The current information, however, does not explain how different learners perceive or appreciate such competencies. Many learners have been observed to appreciate the concept of cultural competence after completing their baccalaureate programs. This gap explains why nursing schools should implement powerful frameworks to support the needs of their learners (Loftin et al., 2013). By so doing, the students will acquire superior competencies and eventually offer adequate care to patients from diverse backgrounds.
Implications for Nursing Practice
The selected cultural group for this exercise is the African American community. Members of this community are associated with a wide range of health challenges. Statistics have proved that “African Americans are prone to diseases such as cancer, obesity, and tuberculosis” (Geyen, 2012, p. 6). The social and economic attributes of these people make it impossible for them to receive adequate health care. This situation explains why there is a huge disparity in the United States’ healthcare sector.
The issue of cultural competence is critical in the field of nursing. The information obtained from the above article can guide learning institutions in equipping their nursing students with the best cultural competence skills (Reyes et al., 2013, p. 4). The students should be aware of the concept of diversity. They should embrace the best attitudes to address the differences affecting their patients. Knowledge can make it easier for nurses to design multidisciplinary teams. These groups will ensure every targeted patient receives culturally competent care (Loftin et al., 2013). Members of the African American community will also benefit from this new practice.
Cultural competence will make it easier for nurses to understand and address the unique health challenges affecting members of the African American community.
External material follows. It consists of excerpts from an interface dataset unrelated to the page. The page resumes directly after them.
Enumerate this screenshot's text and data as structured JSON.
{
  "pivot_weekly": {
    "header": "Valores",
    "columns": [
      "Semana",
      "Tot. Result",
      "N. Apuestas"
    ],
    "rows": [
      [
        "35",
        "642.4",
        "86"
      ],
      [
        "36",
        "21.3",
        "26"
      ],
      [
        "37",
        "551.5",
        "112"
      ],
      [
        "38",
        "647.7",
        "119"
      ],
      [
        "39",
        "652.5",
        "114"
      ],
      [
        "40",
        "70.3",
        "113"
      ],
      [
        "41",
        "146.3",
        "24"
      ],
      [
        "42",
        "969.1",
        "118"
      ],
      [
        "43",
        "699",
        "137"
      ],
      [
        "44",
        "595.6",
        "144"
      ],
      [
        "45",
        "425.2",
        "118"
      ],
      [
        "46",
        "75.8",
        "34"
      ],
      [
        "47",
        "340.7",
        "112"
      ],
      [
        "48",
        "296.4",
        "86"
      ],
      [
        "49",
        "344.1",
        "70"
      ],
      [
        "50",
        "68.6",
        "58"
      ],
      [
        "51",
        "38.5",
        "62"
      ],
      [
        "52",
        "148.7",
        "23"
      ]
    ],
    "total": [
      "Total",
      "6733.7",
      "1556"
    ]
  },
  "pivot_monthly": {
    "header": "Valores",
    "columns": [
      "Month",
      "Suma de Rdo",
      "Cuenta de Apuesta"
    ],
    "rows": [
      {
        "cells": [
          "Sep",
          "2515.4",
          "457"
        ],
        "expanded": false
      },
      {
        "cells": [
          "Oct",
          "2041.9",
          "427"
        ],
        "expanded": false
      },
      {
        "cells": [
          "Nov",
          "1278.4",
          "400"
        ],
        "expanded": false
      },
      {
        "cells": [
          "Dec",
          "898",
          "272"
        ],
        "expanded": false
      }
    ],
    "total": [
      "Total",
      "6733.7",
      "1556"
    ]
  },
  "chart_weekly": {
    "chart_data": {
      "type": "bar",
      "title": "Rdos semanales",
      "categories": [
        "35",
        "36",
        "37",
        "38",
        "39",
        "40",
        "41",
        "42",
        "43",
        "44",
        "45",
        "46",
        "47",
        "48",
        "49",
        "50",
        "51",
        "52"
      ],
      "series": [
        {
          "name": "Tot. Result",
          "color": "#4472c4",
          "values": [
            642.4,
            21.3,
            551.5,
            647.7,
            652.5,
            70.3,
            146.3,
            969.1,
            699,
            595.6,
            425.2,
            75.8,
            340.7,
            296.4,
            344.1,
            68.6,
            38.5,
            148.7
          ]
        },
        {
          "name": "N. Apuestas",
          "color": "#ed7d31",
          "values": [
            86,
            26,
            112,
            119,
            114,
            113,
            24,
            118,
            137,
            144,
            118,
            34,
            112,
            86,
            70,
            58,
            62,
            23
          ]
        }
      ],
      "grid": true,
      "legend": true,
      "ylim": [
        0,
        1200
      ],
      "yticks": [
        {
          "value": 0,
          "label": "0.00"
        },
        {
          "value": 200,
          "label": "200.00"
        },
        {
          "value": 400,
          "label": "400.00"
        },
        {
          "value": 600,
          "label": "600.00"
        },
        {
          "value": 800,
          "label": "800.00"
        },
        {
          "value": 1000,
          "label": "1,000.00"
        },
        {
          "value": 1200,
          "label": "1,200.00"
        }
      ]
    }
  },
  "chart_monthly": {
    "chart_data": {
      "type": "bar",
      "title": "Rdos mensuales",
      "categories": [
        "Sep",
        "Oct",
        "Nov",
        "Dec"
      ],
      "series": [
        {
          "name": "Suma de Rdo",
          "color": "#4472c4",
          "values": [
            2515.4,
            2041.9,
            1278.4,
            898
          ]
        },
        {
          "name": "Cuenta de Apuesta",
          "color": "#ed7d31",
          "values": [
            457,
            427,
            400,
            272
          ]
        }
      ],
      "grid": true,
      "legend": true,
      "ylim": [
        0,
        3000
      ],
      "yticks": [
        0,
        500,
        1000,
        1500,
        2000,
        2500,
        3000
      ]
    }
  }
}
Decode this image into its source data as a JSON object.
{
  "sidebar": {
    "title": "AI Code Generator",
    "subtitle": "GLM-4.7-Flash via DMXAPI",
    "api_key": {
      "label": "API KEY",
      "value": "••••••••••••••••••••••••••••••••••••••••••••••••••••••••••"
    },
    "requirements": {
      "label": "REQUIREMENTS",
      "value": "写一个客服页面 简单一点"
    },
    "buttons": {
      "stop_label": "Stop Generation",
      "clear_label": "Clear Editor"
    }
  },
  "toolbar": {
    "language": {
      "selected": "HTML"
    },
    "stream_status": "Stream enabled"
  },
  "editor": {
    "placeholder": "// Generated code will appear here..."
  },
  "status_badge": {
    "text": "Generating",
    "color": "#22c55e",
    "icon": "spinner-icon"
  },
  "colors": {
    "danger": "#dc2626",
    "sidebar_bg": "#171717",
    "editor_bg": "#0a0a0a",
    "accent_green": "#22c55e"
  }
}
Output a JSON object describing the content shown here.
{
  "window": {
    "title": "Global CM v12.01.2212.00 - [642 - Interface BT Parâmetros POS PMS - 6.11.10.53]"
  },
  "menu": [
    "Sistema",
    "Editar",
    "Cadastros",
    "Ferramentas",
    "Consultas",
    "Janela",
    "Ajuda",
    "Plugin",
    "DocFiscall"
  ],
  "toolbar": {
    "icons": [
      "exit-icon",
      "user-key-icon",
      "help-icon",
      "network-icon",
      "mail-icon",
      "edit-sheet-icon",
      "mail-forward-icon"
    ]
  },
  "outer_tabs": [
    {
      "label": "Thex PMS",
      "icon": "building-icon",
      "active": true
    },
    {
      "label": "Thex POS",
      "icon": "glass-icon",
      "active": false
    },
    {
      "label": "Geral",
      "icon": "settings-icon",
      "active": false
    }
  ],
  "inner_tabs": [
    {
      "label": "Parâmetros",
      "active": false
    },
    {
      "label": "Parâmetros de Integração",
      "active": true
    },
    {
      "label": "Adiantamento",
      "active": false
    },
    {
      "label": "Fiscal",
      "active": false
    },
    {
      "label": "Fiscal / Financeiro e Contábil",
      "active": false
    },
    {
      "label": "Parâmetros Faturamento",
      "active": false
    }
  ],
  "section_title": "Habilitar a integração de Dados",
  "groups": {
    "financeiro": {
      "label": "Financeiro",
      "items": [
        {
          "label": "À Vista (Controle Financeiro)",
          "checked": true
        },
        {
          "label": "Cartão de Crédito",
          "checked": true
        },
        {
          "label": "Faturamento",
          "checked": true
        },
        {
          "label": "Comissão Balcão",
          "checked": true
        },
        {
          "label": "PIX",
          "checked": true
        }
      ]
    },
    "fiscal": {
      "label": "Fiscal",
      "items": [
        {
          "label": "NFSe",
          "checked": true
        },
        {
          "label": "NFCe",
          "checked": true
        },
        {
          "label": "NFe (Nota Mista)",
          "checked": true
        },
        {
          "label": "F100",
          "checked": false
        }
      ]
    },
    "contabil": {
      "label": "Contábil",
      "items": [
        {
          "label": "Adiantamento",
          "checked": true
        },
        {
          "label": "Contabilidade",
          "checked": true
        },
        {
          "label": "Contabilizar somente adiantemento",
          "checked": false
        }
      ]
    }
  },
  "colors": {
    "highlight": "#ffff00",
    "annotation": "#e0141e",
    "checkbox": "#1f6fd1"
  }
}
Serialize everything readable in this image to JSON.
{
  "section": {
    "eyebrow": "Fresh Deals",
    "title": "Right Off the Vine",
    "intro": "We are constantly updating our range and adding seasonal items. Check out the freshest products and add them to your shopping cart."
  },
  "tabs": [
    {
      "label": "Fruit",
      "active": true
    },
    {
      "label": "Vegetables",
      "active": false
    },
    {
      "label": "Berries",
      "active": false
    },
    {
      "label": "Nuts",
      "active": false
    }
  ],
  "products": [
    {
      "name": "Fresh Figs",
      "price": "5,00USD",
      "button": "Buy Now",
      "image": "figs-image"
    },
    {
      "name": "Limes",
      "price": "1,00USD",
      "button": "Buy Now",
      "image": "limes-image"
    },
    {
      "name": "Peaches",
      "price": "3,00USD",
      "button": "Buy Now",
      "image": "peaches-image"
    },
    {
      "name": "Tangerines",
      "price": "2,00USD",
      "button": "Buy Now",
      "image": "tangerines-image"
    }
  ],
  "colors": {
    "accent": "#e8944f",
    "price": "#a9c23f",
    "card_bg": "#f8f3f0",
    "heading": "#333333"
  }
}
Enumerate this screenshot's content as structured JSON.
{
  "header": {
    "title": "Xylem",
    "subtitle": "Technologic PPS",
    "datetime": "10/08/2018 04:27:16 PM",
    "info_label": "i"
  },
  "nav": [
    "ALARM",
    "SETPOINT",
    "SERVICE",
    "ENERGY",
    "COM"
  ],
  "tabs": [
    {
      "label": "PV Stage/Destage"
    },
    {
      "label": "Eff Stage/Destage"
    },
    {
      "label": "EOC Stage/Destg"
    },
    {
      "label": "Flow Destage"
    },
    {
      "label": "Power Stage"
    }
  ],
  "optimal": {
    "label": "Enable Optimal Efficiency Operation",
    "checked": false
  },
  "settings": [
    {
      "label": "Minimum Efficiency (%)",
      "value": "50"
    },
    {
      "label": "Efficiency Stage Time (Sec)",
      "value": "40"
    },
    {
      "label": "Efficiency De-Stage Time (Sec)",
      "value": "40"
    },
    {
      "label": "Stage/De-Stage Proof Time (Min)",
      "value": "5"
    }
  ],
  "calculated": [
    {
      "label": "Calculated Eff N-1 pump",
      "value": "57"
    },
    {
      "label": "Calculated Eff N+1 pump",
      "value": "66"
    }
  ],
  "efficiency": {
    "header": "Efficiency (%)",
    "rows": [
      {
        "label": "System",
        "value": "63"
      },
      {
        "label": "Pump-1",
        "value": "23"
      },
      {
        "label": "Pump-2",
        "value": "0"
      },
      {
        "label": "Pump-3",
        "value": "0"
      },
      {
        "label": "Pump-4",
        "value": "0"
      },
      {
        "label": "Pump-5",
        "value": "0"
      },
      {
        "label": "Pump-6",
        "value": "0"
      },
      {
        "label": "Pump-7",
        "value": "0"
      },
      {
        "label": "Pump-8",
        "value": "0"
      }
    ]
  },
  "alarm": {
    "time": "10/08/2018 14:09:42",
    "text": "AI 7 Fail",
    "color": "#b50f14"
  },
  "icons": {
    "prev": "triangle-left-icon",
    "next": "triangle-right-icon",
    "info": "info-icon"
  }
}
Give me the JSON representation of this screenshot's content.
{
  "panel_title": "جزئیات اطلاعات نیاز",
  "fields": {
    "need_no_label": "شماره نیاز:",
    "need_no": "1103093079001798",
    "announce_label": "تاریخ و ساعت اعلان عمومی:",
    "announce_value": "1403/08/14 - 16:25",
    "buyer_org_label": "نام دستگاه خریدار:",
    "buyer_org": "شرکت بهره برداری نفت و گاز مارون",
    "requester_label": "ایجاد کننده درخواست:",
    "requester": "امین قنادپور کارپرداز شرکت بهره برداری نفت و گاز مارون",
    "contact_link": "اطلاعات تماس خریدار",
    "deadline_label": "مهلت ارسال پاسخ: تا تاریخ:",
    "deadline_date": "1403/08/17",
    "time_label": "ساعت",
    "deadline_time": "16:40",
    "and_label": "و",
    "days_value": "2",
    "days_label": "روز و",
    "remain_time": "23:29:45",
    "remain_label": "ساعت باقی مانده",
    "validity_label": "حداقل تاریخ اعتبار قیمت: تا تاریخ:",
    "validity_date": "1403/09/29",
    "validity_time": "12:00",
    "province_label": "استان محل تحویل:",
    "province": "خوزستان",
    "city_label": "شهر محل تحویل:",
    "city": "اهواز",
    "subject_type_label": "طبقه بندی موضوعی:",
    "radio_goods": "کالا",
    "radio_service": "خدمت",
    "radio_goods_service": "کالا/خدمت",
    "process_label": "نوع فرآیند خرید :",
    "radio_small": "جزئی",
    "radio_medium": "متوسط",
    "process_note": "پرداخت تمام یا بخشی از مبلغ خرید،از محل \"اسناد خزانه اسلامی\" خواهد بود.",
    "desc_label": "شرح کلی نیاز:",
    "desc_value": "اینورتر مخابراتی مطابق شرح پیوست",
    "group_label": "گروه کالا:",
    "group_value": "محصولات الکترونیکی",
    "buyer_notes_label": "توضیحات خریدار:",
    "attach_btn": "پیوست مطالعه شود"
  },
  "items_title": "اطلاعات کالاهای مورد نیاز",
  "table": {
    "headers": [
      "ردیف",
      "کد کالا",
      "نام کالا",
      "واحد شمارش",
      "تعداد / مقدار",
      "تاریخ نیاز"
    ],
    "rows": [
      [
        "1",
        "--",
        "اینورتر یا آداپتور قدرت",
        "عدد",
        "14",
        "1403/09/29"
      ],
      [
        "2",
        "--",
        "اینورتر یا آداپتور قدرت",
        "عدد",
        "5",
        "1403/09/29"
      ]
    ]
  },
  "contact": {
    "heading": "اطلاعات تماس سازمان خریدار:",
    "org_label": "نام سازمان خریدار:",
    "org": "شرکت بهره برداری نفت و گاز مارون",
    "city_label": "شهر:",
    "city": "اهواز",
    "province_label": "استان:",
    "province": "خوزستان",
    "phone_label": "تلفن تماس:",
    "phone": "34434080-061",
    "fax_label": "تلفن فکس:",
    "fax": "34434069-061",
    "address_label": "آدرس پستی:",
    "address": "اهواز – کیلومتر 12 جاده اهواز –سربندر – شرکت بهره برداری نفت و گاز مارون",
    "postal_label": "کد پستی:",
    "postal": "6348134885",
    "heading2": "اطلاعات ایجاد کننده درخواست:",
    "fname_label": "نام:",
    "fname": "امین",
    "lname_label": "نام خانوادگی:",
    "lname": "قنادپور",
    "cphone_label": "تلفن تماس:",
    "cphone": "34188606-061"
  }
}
The healthcare providers will interact with patients from different cultural groups (Geyen, 2012). That being the case, nursing education schools should implement a powerful curriculum that supports the cultural competence concept. Every core nursing courses included in the program should equip the students with appropriate cultural competence skills. Nursing students who acquire these skills will work hard to deliver culturally competent care to their patients.
A new teaching model focusing on the concept of cultural diversity can equip nursing students with the best skills. The acquired skills will support the students and eventually become competent providers of evidence-based nursing care. Many cultural groups, such as African Americans, encounter numerous whenever trying to get quality nursing care (Geyen, 2012). The acquisition of adequate cultural competencies will make it easier for nurses to provide quality care to their patients. A transformation in the nursing process should, therefore, begin with the inclusion of cultural competence concepts in the curriculum.
Douglas, M., Rosenkoetter, M., Pacquiao, D., Callister, L., Hattar-Pollara, M., Lauderdale, J.,…Purnell, L. (2014). Guidelines for implementing culturally competent nursing care. Journal of Transcultural Nursing, 1(1), 1-13.
Geyen, D. (2012). Behavioral changes for African Americans to improve health, embrace culture, and minimize disparities. ECI Interdisciplinary Journal for Legal and Social Policy, 1(1), 1-15.
Loftin, C., Hartin, V., Branson, M., & Reyes, H. (2013). Measures of cultural competencies in nurses: An integrative review. The Scientific World Journal, 1(2), 1-12.
Reyes, H., Hadley, L., & Davenport, D. (2013). A comparative analysis of cultural competence in beginning and graduating nursing students. ISRN Nursing, 1(1), 1-14.